┌─ Working data
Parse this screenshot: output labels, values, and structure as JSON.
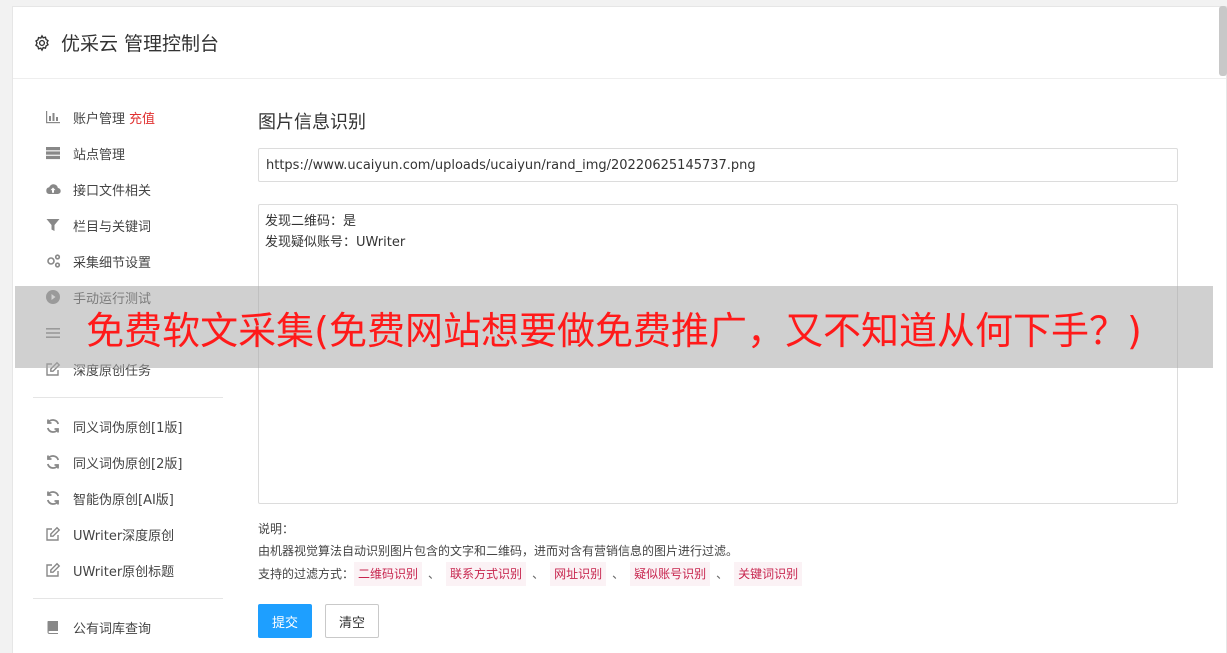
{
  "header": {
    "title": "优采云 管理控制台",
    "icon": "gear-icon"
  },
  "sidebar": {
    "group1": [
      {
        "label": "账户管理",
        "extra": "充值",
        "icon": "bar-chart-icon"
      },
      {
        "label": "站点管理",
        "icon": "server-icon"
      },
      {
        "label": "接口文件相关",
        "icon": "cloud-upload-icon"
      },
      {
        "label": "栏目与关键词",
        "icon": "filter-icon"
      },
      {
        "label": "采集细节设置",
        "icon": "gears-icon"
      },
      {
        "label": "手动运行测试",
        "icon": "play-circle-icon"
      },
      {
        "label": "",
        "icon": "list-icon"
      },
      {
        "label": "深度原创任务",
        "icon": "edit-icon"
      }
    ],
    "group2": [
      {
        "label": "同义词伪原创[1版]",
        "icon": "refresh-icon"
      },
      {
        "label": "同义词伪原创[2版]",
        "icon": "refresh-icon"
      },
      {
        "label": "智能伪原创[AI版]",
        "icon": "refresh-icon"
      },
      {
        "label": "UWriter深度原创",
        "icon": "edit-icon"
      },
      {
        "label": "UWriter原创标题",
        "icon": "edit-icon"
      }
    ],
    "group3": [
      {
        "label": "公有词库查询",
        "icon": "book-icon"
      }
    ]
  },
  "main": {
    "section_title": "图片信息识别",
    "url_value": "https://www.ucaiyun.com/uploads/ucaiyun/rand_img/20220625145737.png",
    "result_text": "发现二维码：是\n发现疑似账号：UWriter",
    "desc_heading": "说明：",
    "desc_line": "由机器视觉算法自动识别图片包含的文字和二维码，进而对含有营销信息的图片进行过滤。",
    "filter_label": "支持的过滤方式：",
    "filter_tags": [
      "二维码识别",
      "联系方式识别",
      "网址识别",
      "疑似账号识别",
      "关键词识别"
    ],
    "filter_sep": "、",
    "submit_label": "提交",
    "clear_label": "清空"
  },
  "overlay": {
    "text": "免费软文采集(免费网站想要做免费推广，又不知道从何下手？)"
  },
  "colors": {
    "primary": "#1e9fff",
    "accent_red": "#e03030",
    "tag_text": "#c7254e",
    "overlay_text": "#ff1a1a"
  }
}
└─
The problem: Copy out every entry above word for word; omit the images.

Task response:
Parse this screenshot: output labels, values, and structure as JSON.
{
  "header": {
    "title": "优采云 管理控制台",
    "icon": "gear-icon"
  },
  "sidebar": {
    "group1": [
      {
        "label": "账户管理",
        "extra": "充值",
        "icon": "bar-chart-icon"
      },
      {
        "label": "站点管理",
        "icon": "server-icon"
      },
      {
        "label": "接口文件相关",
        "icon": "cloud-upload-icon"
      },
      {
        "label": "栏目与关键词",
        "icon": "filter-icon"
      },
      {
        "label": "采集细节设置",
        "icon": "gears-icon"
      },
      {
        "label": "手动运行测试",
        "icon": "play-circle-icon"
      },
      {
        "label": "",
        "icon": "list-icon"
      },
      {
        "label": "深度原创任务",
        "icon": "edit-icon"
      }
    ],
    "group2": [
      {
        "label": "同义词伪原创[1版]",
        "icon": "refresh-icon"
      },
      {
        "label": "同义词伪原创[2版]",
        "icon": "refresh-icon"
      },
      {
        "label": "智能伪原创[AI版]",
        "icon": "refresh-icon"
      },
      {
        "label": "UWriter深度原创",
        "icon": "edit-icon"
      },
      {
        "label": "UWriter原创标题",
        "icon": "edit-icon"
      }
    ],
    "group3": [
      {
        "label": "公有词库查询",
        "icon": "book-icon"
      }
    ]
  },
  "main": {
    "section_title": "图片信息识别",
    "url_value": "https://www.ucaiyun.com/uploads/ucaiyun/rand_img/20220625145737.png",
    "result_text": "发现二维码：是\n发现疑似账号：UWriter",
    "desc_heading": "说明：",
    "desc_line": "由机器视觉算法自动识别图片包含的文字和二维码，进而对含有营销信息的图片进行过滤。",
    "filter_label": "支持的过滤方式：",
    "filter_tags": [
      "二维码识别",
      "联系方式识别",
      "网址识别",
      "疑似账号识别",
      "关键词识别"
    ],
    "filter_sep": "、",
    "submit_label": "提交",
    "clear_label": "清空"
  },
  "overlay": {
    "text": "免费软文采集(免费网站想要做免费推广，又不知道从何下手？)"
  },
  "colors": {
    "primary": "#1e9fff",
    "accent_red": "#e03030",
    "tag_text": "#c7254e",
    "overlay_text": "#ff1a1a"
  }
}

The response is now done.